With dishes still on the table and pots and pans still on the stove, the three of us immediately jumped in my mom's car and headed to the hospital. Half way there I began to doubt myself. I wondered if I was making this up? Did my water really break? Travis trying to keep all of us calm and settled said, "You can't be in labor, we haven't even had our childbirth classes yet." He was exactly right. Our classes were still three to four weeks off.
I think my shock began to settle in on the drive to the hospital. Of course I was scared and sad and confused, but at the same time I didn't really know the severity of everything happening. I just kept saying, "Let's go get this checked out and then we can go straight home." My mom dropped us off at the front door and she left to go park. Travis and my mom insisted that I ride in a wheelchair. I was being very difficult and even laughing that I had to actually ride in one so when we cut the corner to the counter at L&D the nurses gave us the strangest look. I found it offensive at the time, but looking back it makes perfect sense. Here's this girl who barely looks pregnant, claiming her water broke, but laughing while her husband pushes her in a wheelchair. But at this point I didn't know what to do or to feel.
They put me in a room and began a series of tests to determine if this was indeed my fluid or possibly just urine. One nurse even said, "Honey, you probably just wet your pants." I may not know a lot, especially about labor, but I knew I had not wet my pants. After almost two hours, two different tests, and endless questions it was determined. Yes. This was my fluid. Again, I was in shock. I remember having tears and I remember holding Travis' hand. I wasn't super emotional. I wasn't freaking out. I was just in shock. And almost two hours later my poor mom was still sitting in the waiting room, alone, and clueless. I had asked for her several times, but because of privacy laws and all the jazz she had to wait outside.
My doctor was called. We had an ultrasound. My water had broken and begun to leak, but I still had some fluid - which was a good thing. Magnesium was administered to hold off labor. It's great at stopping labor, but makes your body feel awful. I remember the nurse saying that I might start to feel hot. I am naturally very cold-natured so I couldn't imagine being hot, but she was right. Almost instantly I felt like I was on fire. Antibiotics were administered to prevent infection. These antibiotics were given through and IV and they hurt. They felt like flames moving up my arm. And steroids were administered to help Morgan Kate's lungs, brain, and intestines develop just in case she were to arrive in the next seven days. At this point we were just praying that I would be able to get in the two doses of steroids that were administered 24 hours apart.

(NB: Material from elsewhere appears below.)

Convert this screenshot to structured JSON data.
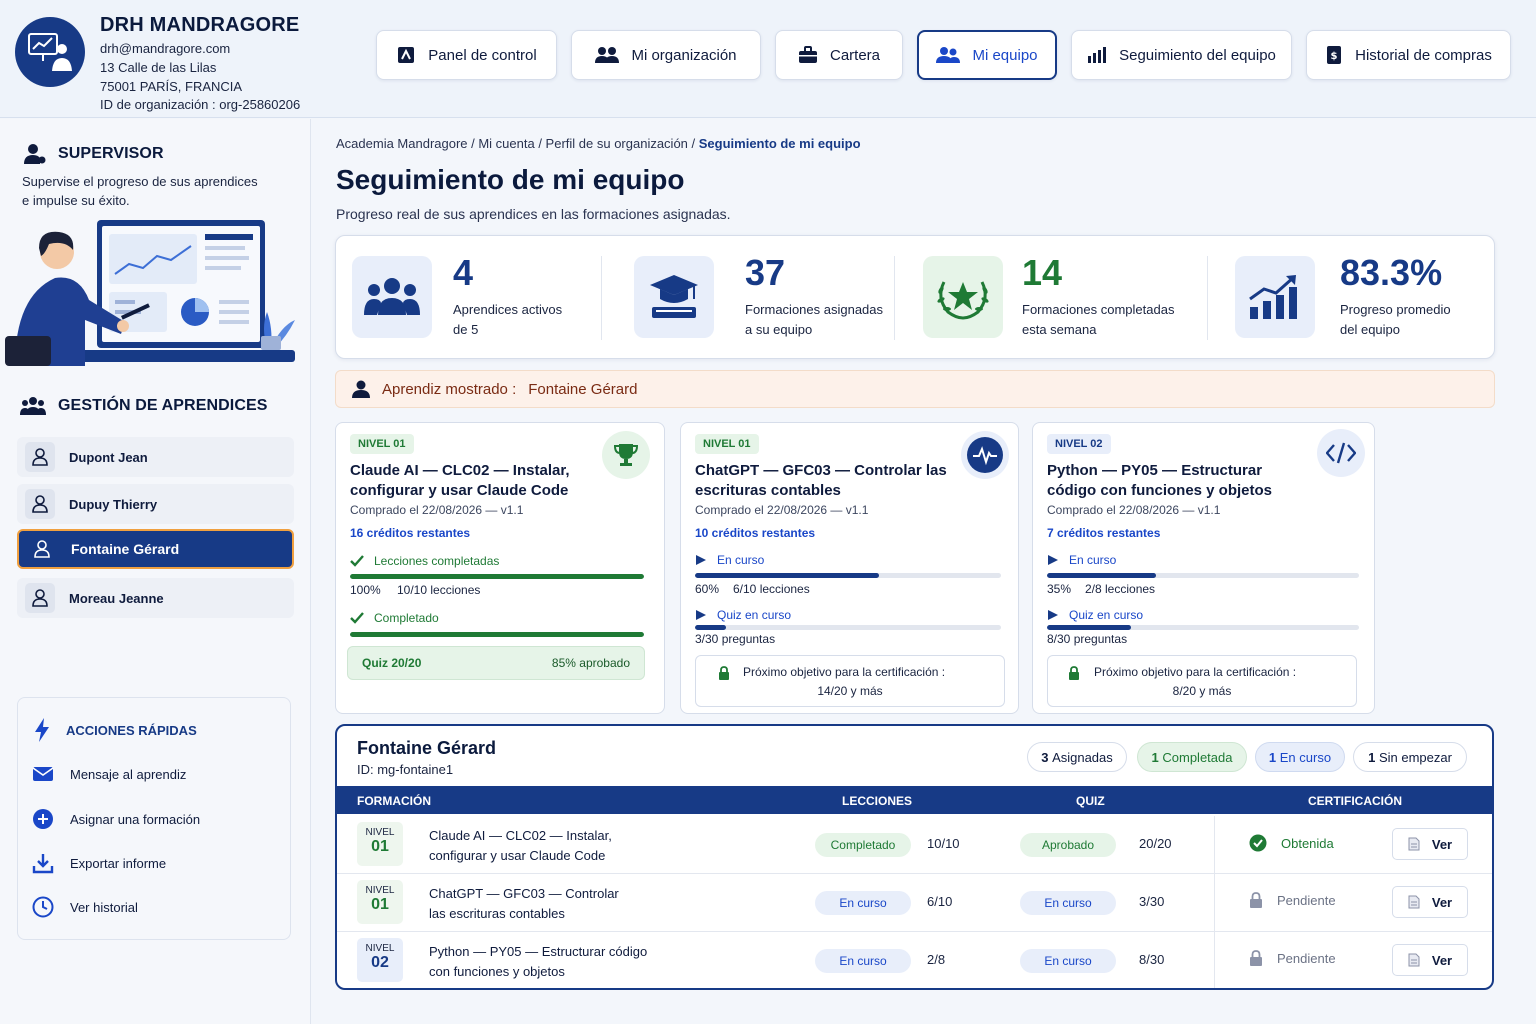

Finally around eleven that night my mom was allowed to come back. By this time I was kind of out of it, but I tried to explain to her what was happening. The three of us just sat there in silence. Hoping and praying that everything would be okay. My dad, brothers and several family friends had arrived at this point to keep my mom company and to check on me. I briefly remember seeing them in the hallway while I was being rolled to a room. A room I would stay in until our baby arrived. Ultimately we were praying for 40 weeks, but our short term goal was 28 weeks.
I might have awoken hopeful that day, but that night I went to bed scared to death. My hope was fading. All I wanted was my baby to be okay. All I wanted was a healthy, happy baby girl. I wanted her to stay put and grow and develop and not arrive for a very long time.